Like the three-year deal, both sides benefit from a five-year deal. Assuming Metcalf stays healthy and continues on his career trajectory Seattle has him under contract until his age 30 season with this contract taking him through his entire prime. On the other hand, Metcalf benefits from this deal because of the protection that is offered to him. As discussed with the three year deal some players hit sudden walls over the course of their career, a five year deal with high guarantees protects Metcalf in case anything like that was to happen.
Projected contract: 5 years - $121,000,000 - GTD at signing - $52,200,000
The total dollars in this contract would be tied for the 17th largest contract in the NFL and the second largest receiver deal. This is definitely the most unlikely deal of the three, however if both sides want to do a five-year deal it is hard to envision the contract not looking very similar to these two numbers. His AAV of $24,200,000 would rank fifth right behind Brown and ahead of Diggs but his guaranteed at signing would be the second largest total for a receiver; only $135,000 short of Tyreek Hill and well ahead of Stefon Diggs in third place.

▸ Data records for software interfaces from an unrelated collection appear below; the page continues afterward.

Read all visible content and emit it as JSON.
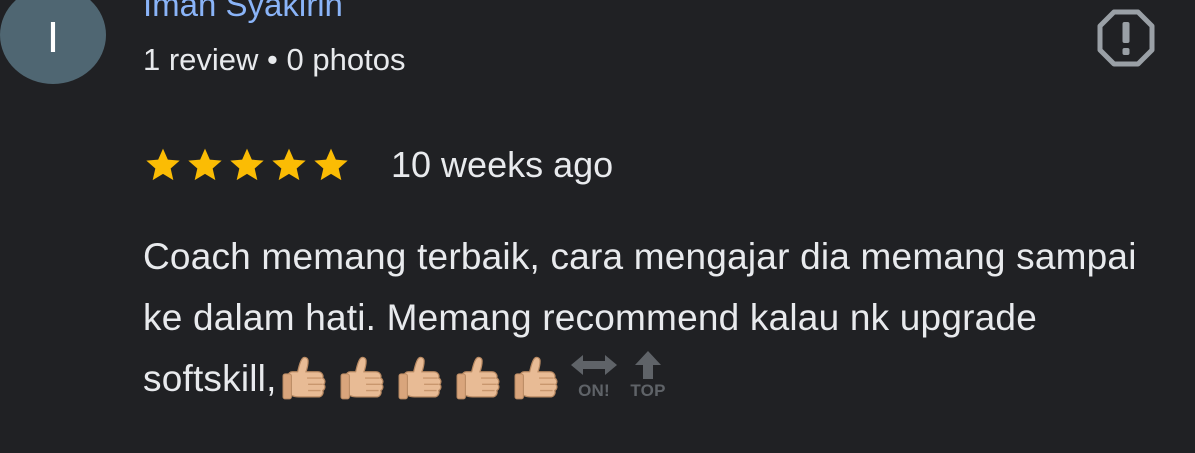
{
  "reviewer": {
    "initial": "I",
    "name": "Iman Syakirin",
    "meta": "1 review • 0 photos"
  },
  "review": {
    "rating": 5,
    "max_rating": 5,
    "date": "10 weeks ago",
    "text": "Coach memang terbaik, cara mengajar dia memang sampai ke dalam hati. Memang recommend kalau nk upgrade softskill,",
    "emoji": [
      "thumbs-up",
      "thumbs-up",
      "thumbs-up",
      "thumbs-up",
      "thumbs-up",
      "on-arrow",
      "top-arrow"
    ],
    "emoji_labels": {
      "on": "ON!",
      "top": "TOP"
    }
  },
  "colors": {
    "background": "#202124",
    "name": "#8ab4f8",
    "star": "#fbbc04",
    "text": "#e8eaed",
    "avatar": "#4f6672",
    "report_icon": "#9aa0a6"
  },
  "icons": {
    "report": "report-icon",
    "star": "star-icon"
  }
}
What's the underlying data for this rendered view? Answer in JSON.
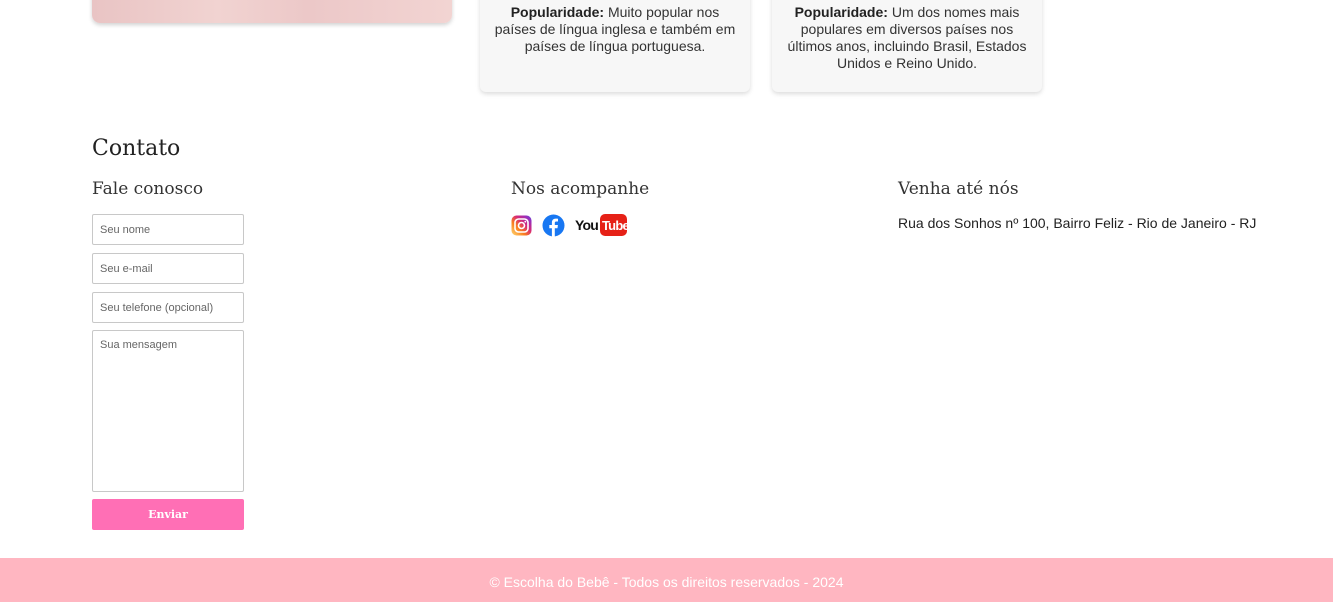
{
  "cards": [
    {
      "label": "Popularidade:",
      "text": " Muito popular nos países de língua inglesa e também em países de língua portuguesa."
    },
    {
      "label": "Popularidade:",
      "text": " Um dos nomes mais populares em diversos países nos últimos anos, incluindo Brasil, Estados Unidos e Reino Unido."
    }
  ],
  "contact": {
    "title": "Contato",
    "form": {
      "heading": "Fale conosco",
      "name_placeholder": "Seu nome",
      "email_placeholder": "Seu e-mail",
      "phone_placeholder": "Seu telefone (opcional)",
      "message_placeholder": "Sua mensagem",
      "submit_label": "Enviar"
    },
    "social": {
      "heading": "Nos acompanhe",
      "icons": [
        "instagram-icon",
        "facebook-icon",
        "youtube-icon"
      ],
      "youtube_you": "You",
      "youtube_tube": "Tube"
    },
    "location": {
      "heading": "Venha até nós",
      "address": "Rua dos Sonhos nº 100, Bairro Feliz - Rio de Janeiro - RJ"
    }
  },
  "footer": {
    "text": "© Escolha do Bebê - Todos os direitos reservados - 2024"
  },
  "colors": {
    "button": "#ff6fb5",
    "footer": "#ffb6c1",
    "card_bg": "#f7f7f7"
  }
}
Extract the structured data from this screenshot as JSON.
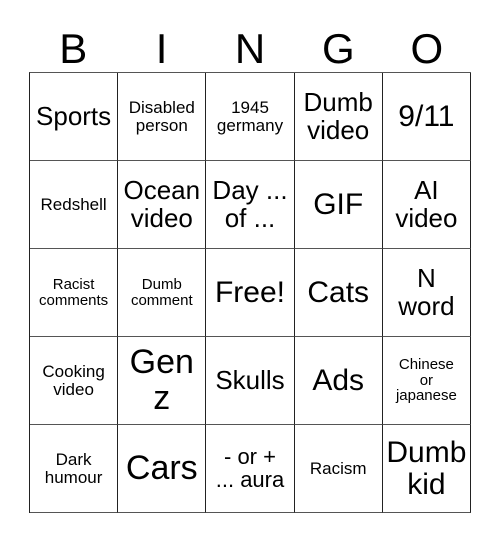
{
  "card": {
    "header_letters": [
      "B",
      "I",
      "N",
      "G",
      "O"
    ],
    "free_space_label": "Free!",
    "rows": [
      [
        {
          "text": "Sports",
          "size": "fs-lg"
        },
        {
          "text": "Disabled\nperson",
          "size": "fs-sm"
        },
        {
          "text": "1945\ngermany",
          "size": "fs-sm"
        },
        {
          "text": "Dumb\nvideo",
          "size": "fs-lg"
        },
        {
          "text": "9/11",
          "size": "fs-xl"
        }
      ],
      [
        {
          "text": "Redshell",
          "size": "fs-sm"
        },
        {
          "text": "Ocean\nvideo",
          "size": "fs-lg"
        },
        {
          "text": "Day ...\nof ...",
          "size": "fs-lg"
        },
        {
          "text": "GIF",
          "size": "fs-xl"
        },
        {
          "text": "AI\nvideo",
          "size": "fs-lg"
        }
      ],
      [
        {
          "text": "Racist\ncomments",
          "size": "fs-xs"
        },
        {
          "text": "Dumb\ncomment",
          "size": "fs-xs"
        },
        {
          "text": "Free!",
          "size": "fs-xl"
        },
        {
          "text": "Cats",
          "size": "fs-xl"
        },
        {
          "text": "N\nword",
          "size": "fs-lg"
        }
      ],
      [
        {
          "text": "Cooking\nvideo",
          "size": "fs-sm"
        },
        {
          "text": "Gen\nz",
          "size": "fs-xxl"
        },
        {
          "text": "Skulls",
          "size": "fs-lg"
        },
        {
          "text": "Ads",
          "size": "fs-xl"
        },
        {
          "text": "Chinese\nor\njapanese",
          "size": "fs-xs"
        }
      ],
      [
        {
          "text": "Dark\nhumour",
          "size": "fs-sm"
        },
        {
          "text": "Cars",
          "size": "fs-xxl"
        },
        {
          "text": "- or +\n... aura",
          "size": "fs-md"
        },
        {
          "text": "Racism",
          "size": "fs-sm"
        },
        {
          "text": "Dumb\nkid",
          "size": "fs-xl"
        }
      ]
    ]
  }
}
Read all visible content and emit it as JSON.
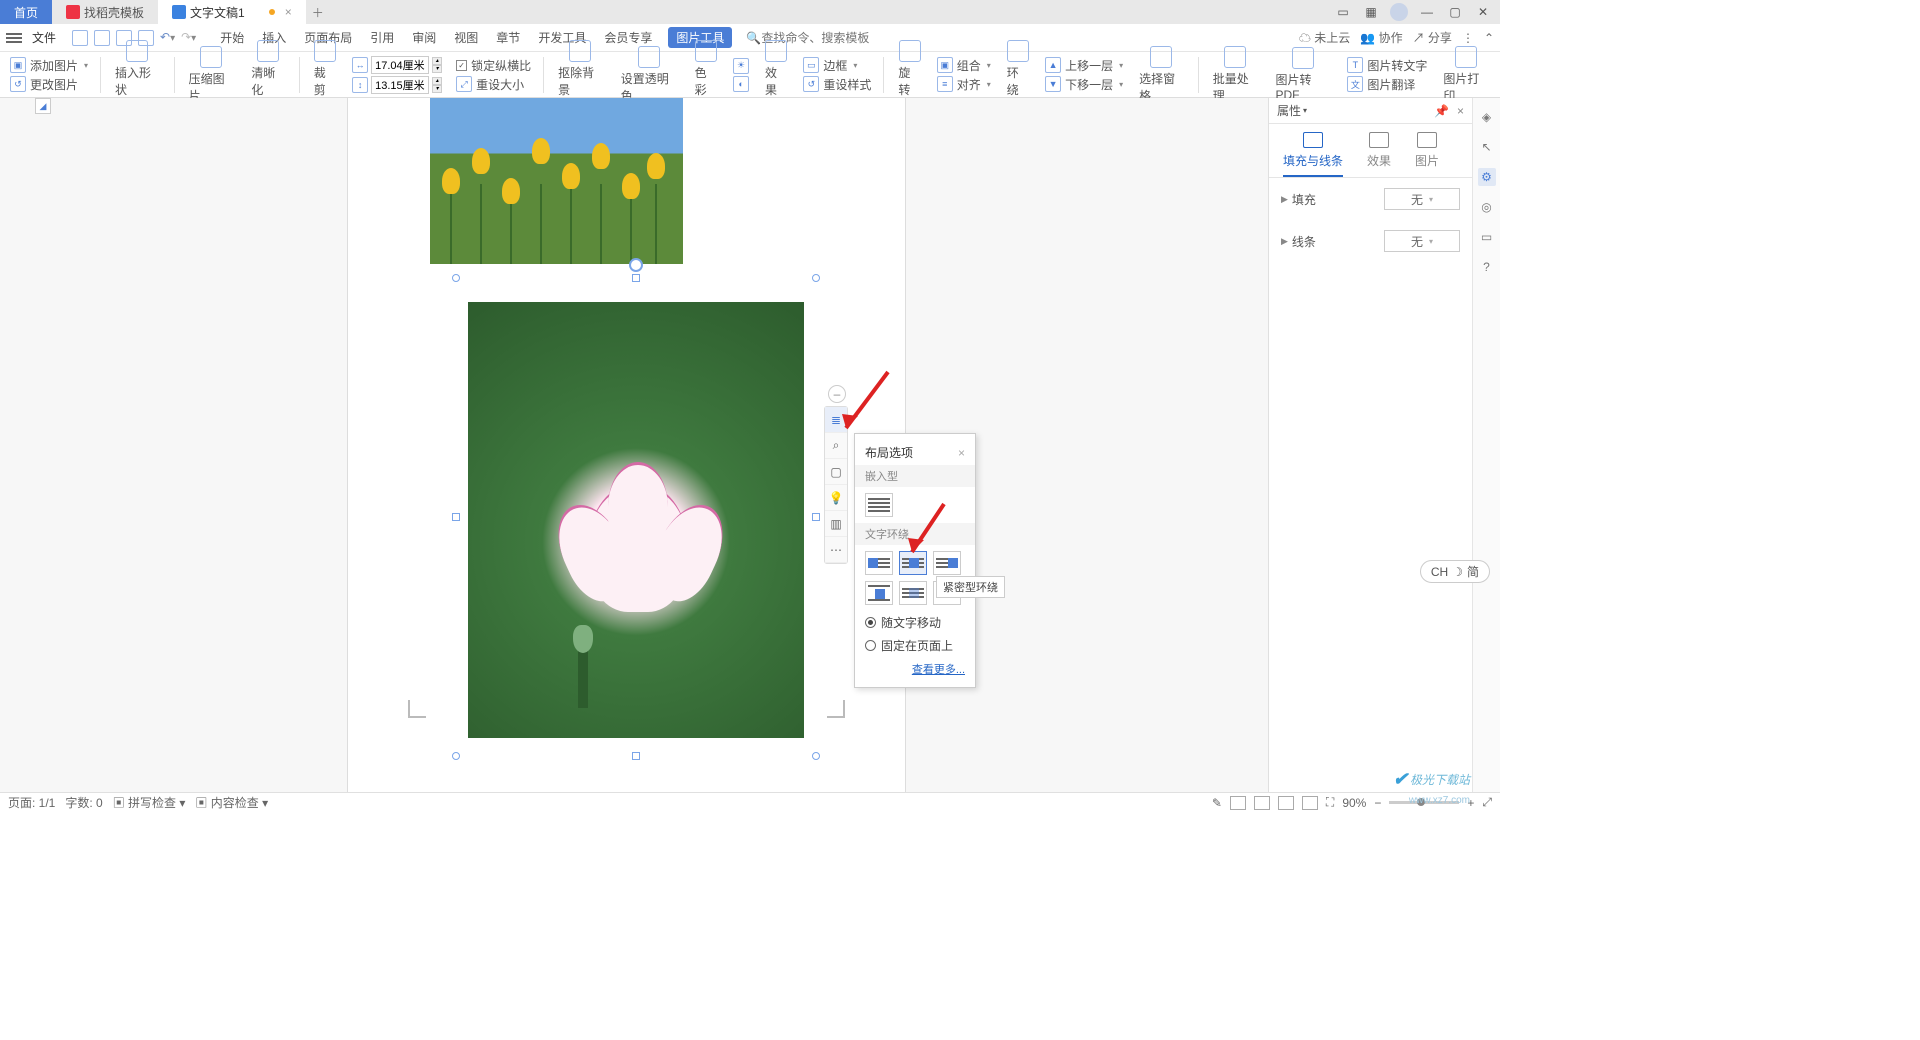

I think both sides are going to prefer to do a four-year deal. Only five wide receivers have five-year deals, and it is a bit difficult to imagine Metcalf becoming the sixth in part because of the dollar amount Seattle would be tied to but also because of the fact it would significantly reduce the chances of him getting a large third contract in the NFL. Settling at four years makes too much sense for both sides, with there being very few overall negatives in going the four-year route. Metcalf would get to become a free agent again entering his age 29 season, putting him in line for one final payday and Seattle would get Metcalf at an extremely affordable number.